▶ ABOUT THIS EXERCISE
Where does the string "kind" occur in the records below? Copy every line that holds it.
- - - -
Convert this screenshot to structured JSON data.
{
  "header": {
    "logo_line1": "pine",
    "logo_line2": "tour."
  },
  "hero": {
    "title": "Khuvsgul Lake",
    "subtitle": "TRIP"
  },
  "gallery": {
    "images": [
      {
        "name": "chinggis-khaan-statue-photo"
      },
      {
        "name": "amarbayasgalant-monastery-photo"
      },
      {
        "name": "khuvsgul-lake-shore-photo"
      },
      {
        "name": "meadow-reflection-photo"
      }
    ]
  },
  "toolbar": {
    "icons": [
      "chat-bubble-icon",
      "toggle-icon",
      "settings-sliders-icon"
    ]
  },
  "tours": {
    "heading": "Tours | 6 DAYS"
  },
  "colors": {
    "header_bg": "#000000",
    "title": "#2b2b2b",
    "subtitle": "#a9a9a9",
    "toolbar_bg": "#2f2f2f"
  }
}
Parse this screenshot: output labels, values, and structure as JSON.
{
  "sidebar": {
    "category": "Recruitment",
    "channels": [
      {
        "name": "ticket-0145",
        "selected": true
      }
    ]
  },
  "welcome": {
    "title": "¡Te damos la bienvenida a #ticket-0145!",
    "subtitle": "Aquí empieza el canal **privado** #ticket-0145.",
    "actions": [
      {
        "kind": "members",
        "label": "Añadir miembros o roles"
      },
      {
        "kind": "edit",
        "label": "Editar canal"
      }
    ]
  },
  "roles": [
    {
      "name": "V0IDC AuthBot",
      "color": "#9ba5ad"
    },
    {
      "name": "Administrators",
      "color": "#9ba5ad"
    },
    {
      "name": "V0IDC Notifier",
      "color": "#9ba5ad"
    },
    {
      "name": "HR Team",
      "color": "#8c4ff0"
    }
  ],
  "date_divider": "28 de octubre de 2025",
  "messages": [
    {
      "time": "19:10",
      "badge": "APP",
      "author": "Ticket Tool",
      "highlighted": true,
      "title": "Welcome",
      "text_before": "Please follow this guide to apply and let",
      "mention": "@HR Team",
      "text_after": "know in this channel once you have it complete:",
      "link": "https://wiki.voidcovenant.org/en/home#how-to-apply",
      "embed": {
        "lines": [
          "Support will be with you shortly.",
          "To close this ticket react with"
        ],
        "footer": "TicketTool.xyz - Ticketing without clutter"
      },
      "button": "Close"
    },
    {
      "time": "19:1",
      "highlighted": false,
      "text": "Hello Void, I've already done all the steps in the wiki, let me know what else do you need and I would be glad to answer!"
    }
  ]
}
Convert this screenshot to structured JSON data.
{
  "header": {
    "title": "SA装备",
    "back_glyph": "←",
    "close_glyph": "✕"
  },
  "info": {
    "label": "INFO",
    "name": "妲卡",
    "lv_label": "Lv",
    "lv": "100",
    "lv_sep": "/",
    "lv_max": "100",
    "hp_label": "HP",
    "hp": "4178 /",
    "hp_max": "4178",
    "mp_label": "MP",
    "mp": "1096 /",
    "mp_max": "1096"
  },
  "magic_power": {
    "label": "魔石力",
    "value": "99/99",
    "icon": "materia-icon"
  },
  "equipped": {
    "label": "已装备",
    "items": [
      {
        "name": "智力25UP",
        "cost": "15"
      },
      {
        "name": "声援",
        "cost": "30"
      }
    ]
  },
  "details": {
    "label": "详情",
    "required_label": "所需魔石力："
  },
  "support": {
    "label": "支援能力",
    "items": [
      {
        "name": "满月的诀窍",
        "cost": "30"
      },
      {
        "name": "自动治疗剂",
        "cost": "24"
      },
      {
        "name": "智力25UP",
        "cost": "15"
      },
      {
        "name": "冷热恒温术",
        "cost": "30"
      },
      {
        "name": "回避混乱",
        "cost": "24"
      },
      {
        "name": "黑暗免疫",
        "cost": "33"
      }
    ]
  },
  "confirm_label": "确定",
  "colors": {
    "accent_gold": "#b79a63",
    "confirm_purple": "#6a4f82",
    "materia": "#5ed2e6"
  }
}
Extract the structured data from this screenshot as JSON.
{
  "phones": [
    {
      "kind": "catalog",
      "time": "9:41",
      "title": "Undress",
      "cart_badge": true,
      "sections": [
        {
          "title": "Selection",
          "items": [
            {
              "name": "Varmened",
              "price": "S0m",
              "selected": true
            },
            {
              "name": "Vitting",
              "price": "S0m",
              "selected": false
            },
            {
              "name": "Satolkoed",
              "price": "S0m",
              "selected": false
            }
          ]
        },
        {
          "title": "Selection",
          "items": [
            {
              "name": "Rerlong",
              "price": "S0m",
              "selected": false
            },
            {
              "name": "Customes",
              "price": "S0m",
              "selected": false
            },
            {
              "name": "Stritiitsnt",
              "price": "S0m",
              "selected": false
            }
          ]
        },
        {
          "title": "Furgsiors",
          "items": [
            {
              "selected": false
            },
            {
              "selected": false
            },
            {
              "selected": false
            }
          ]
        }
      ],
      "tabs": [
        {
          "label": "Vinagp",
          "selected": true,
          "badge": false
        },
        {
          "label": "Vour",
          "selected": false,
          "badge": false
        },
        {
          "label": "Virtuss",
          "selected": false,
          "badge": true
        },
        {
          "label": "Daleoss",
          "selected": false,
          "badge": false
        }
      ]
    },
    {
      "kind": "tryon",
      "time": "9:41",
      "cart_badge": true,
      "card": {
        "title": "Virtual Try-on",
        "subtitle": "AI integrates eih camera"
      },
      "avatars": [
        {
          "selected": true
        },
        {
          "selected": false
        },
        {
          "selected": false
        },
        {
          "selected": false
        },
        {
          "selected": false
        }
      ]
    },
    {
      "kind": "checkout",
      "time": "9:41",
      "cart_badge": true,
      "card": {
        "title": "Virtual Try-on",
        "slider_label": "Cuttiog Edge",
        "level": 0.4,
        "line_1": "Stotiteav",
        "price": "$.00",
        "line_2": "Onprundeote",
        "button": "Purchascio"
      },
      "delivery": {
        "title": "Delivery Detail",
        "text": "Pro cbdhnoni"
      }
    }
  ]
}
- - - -
▶ RESULT OF THE EXERCISE
        "kind": "members",
        "kind": "edit",
      "kind": "catalog",
      "kind": "tryon",
      "kind": "checkout",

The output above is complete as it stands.